The division of the company responsible for rejuvenating the brand’s most long-lived vehicles has recently completed the tailor-made restoration of a Jaguar XK 120 for the male model and enthusiast of the firm, David Gandy. The project needed 2,700 hours of work over 11 months to complete. The result is worthy of a museum, with a high degree of care for the smallest detail.
Its owner wanted the car to be ready to compete in events for automotive industry classics, such as the Jaguar Classic Challenge, so this issue takes as inspiration the specification of the original Jaguar XK 120 Lightweight. The feline house found an adequate base in 1954 in California, USA, sent it to its facilities in Warwickshire and began to work on it with the aim of retaining as many pieces. Jaguar Classic specialists painstakingly reconstructed the 3.4-liter inline six-cylinder engine for five and a half months, and applied a small performance improvement. Instead of developing the original 180 HP, now they are 225 HP. In addition, the chassis has been modified to support higher speeds and the exhaust system has been developed from scratch to accommodate two pipes instead of one.

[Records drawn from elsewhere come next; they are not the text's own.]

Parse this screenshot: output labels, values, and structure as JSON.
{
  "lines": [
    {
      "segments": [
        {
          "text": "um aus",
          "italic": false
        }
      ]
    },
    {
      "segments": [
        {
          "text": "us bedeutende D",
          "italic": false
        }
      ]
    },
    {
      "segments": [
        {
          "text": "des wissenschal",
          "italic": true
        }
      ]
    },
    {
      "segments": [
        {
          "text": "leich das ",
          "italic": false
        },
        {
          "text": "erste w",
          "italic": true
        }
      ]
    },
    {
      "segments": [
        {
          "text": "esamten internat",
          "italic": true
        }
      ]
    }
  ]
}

The performance-focused modifications also include a new gearbox suitable for use on shorter circuits and runs between gears, disc brakes with four-piston calipers on the front axle (the rear ones are kept at the factory, restored drums) and fully adjustable shock absorbers. With a weight kept at bay, the driving experience has to be sublime. As for its aesthetics, this Jaguar XK 120 has been dyed in an elegant solid black. It took 13 liters of paint and four layers to achieve such a fascinating finish. The lid of the folding fuel tank is also inspired by the world of racing and the windshield has been replaced by a couple of screens.
Inside the welcome is given by an aged brown leather interior and custom-designed seats with aluminum backrests instead of the original fabric. The steering wheel is also a bit smaller – 381 mm – and the battery has been relocated (before the driver’s seat) to free some space from its owner, who is 1.88 m tall.